Lentil farming and gender norms in Ethiopia

Published Date
February 10, 2019
Published By
Female farmer drying lentils in Ethiopia. Photo Credit: Dagnachew Welde Giorgis
Female farmer drying lentils in Ethiopia. Photo Credit: Dagnachew Welde Giorgis

Although lentils are a critical source of income in parts of Ethiopia, not enough attention has been paid to farmers’ limited access to reliable information and improved seed varieties. Furthermore, the gender aspects of lentil production are rarely studied; gender and agricultural studies on legumes in Ethiopia have more often focused on chickpea, bean, and groundnut. Understanding gender norms related to lentil farming is important – and will help address constraints that affect the resilience of both women’s and men’s livelihoods. 

New ICARDA research shows that the sale of lentils constitutes 50 to 100 percent of smallholders’ income in the Oromiya and Amhara regions, two of Ethiopia’s largest lentil-producing areas. The study explored norms surrounding the division of roles, farm-related decisions, access to lentil-based extension services, and innovations, particularly new seed varieties. 

The research employed quantitative and qualitative interviews and focus group discussions with 554 male and female lentil farmers (288 men and 266 women). Special focus was given to female heads of households, as they are the most disadvantaged and often lack family and government support. 

ICARDA researchers also worked with married female farmers who have limited access to extension and rarely participate in cooperatives, where their husbands play a lead role - resulting in the benefits of cooperatives (such as dividends, inputs, and trainings) being directed towards men. 

Awareness, bias and extension services

To raise awareness about the harmful impacts of gender norms, farmers were invited to discuss key gender issues, including women’s limited participation in agricultural extension, the perception among men that women were not interested in farming and therefore did not need extension services, and prevailing norms that limited women’s mobility and participation in meetings. Both male and female farmers also noted that women’s multiple roles as both producers and caregivers limited their involvement in agricultural extension services.  

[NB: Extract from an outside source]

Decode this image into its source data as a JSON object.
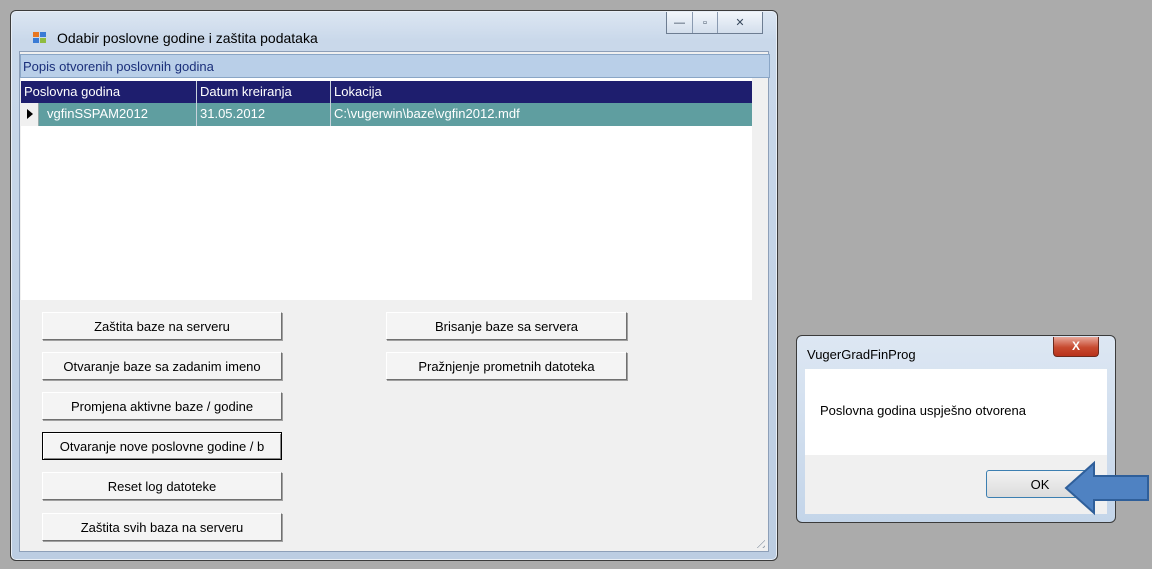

In addition, women raised a number of explanations for their lack of participation. For example, they suggested that if their spouses attended meetings they did not have to attend, and complained that the timings of trainings often coincided with house chores. Female farmers from both regions agreed that female heads of households in general were better targeted by extension services than married women. 

Challenges to lentil farming

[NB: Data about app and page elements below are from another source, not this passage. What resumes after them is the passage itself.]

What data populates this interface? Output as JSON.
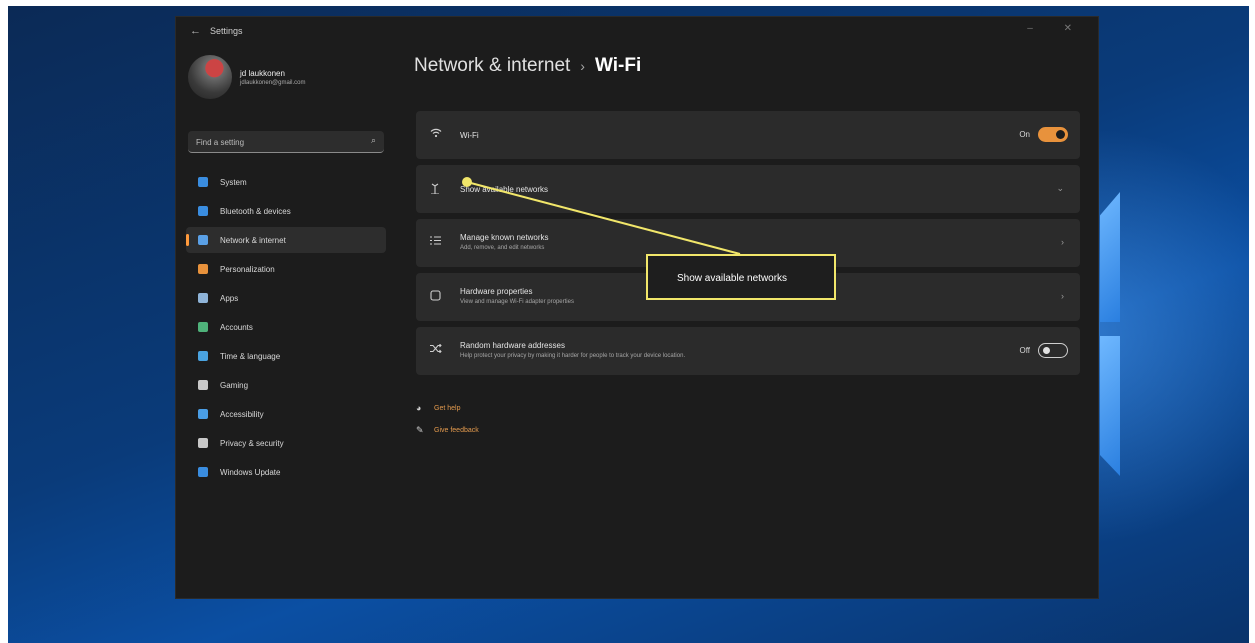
{
  "window": {
    "title": "Settings",
    "back_glyph": "←",
    "controls": "– ✕"
  },
  "profile": {
    "name": "jd laukkonen",
    "email": "jdlaukkonen@gmail.com"
  },
  "search": {
    "placeholder": "Find a setting"
  },
  "nav": {
    "items": [
      {
        "label": "System",
        "icon": "monitor-icon",
        "color": "#3a8de0",
        "active": false
      },
      {
        "label": "Bluetooth & devices",
        "icon": "bluetooth-icon",
        "color": "#3a8de0",
        "active": false
      },
      {
        "label": "Network & internet",
        "icon": "wifi-icon",
        "color": "#5aa0e6",
        "active": true
      },
      {
        "label": "Personalization",
        "icon": "brush-icon",
        "color": "#e8923c",
        "active": false
      },
      {
        "label": "Apps",
        "icon": "apps-icon",
        "color": "#8fb4d8",
        "active": false
      },
      {
        "label": "Accounts",
        "icon": "person-icon",
        "color": "#4fb27a",
        "active": false
      },
      {
        "label": "Time & language",
        "icon": "globe-icon",
        "color": "#4aa3e0",
        "active": false
      },
      {
        "label": "Gaming",
        "icon": "gamepad-icon",
        "color": "#c8c8c8",
        "active": false
      },
      {
        "label": "Accessibility",
        "icon": "accessibility-icon",
        "color": "#4a9ee6",
        "active": false
      },
      {
        "label": "Privacy & security",
        "icon": "shield-icon",
        "color": "#c8c8c8",
        "active": false
      },
      {
        "label": "Windows Update",
        "icon": "update-icon",
        "color": "#3a8de0",
        "active": false
      }
    ]
  },
  "heading": {
    "parent": "Network & internet",
    "separator": "›",
    "current": "Wi-Fi"
  },
  "cards": {
    "wifi": {
      "title": "Wi-Fi",
      "toggle_label": "On",
      "state": "on",
      "icon": "wifi-icon"
    },
    "show_networks": {
      "title": "Show available networks",
      "icon": "antenna-icon"
    },
    "manage_known": {
      "title": "Manage known networks",
      "desc": "Add, remove, and edit networks",
      "icon": "list-icon"
    },
    "hardware": {
      "title": "Hardware properties",
      "desc": "View and manage Wi-Fi adapter properties",
      "icon": "chip-icon"
    },
    "random_hw": {
      "title": "Random hardware addresses",
      "desc": "Help protect your privacy by making it harder for people to track your device location.",
      "toggle_label": "Off",
      "state": "off",
      "icon": "shuffle-icon"
    }
  },
  "links": {
    "help": "Get help",
    "feedback": "Give feedback"
  },
  "callout": {
    "text": "Show available networks",
    "color": "#f1e66a"
  },
  "colors": {
    "accent": "#e8923c",
    "window_bg": "#1c1c1c",
    "card_bg": "#2b2b2b"
  }
}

Challenges were faced by both male and female farmers, including the increased variability of rainfall, the lack of attention to agronomic practices, and problems accessing new rust-resistant lentil varieties. The improved varieties that are available – Alemaya, Derash, and Teshale – were introduced several years ago, and are no longer rust-resistant and increasingly susceptible to wilt and pests such as aphids. They are also unpopular. In Oromiya, for instance, Derash is only cultivated by some 6.5 percent of female farmers and 10.4 percent of male farmers, attributed to the fact that it is hard to split, less productive than local varieties, and attracts less demand in local markets. 

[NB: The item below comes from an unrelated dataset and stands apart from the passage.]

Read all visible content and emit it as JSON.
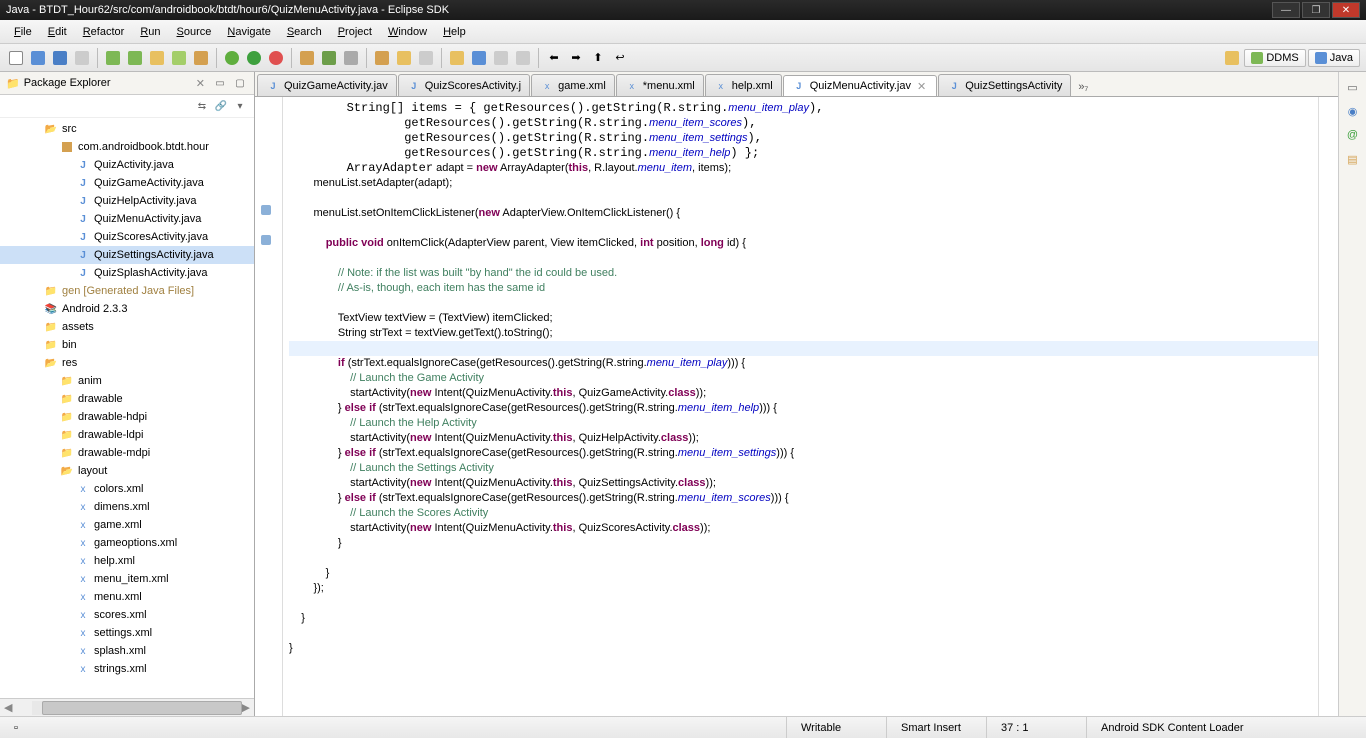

While lentil losses affect both male and female farmers, however, they tend to be greater for women. For example, in Oromiya, among survey participants, some 50 percent of female-headed households and 28.6 percent of male-headed households experienced losses. When interviewed, female farmers and traders also explained that the traditional way of threshing increased losses and reduced the cleanliness of the crop, which negatively affected market value. 

When growing lentils, women were more affected by labor shortages (64.1 percent of women versus 26.1 percent of men), and also more likely to lack access to plow animals (10 percent of women vs. 4.5 percent of men). Women also explained how the norms surrounding farm-related divisions of labor did not allow them to plow, since plowing is mainly perceived as a “male only role.” This forced women to work as sharecroppers or to enter into a labor exchange arrangement to continue farming. This, and other challenges such as crop losses, are compelling female household heads without access to male labor to abandon farming all together. 

Charting a way forward 

Awareness and advocacy are crucial first steps towards changing this situation. Follow up focus groups and interviews with an additional 201 male and female respondents helped raise awareness about the harmful impacts of gender inequality. 

Female participants from both regions also recommended that women be consulted on the timing and location of extension services so they could participate. Male participants noted that the lack of research and agricultural training support on lentil affects both men and women negatively, and as such should be improved so that both can benefit. Finally, female and male focus group participants recommended enhanced access to affordable farm inputs, such as effective chemicals and good quality seeds. According to participants, immediate actions were required to sustain already-established lentil markets and growing demand in both areas.  

This study was carried out in Ethiopia from 2018-2019 and is funded by the CGIAR Research Program on Grain Legumes and Dryland Cereals.

For more information about the gender and lentil research project in Ethiopia, please contact Dina Najjar at [email protected]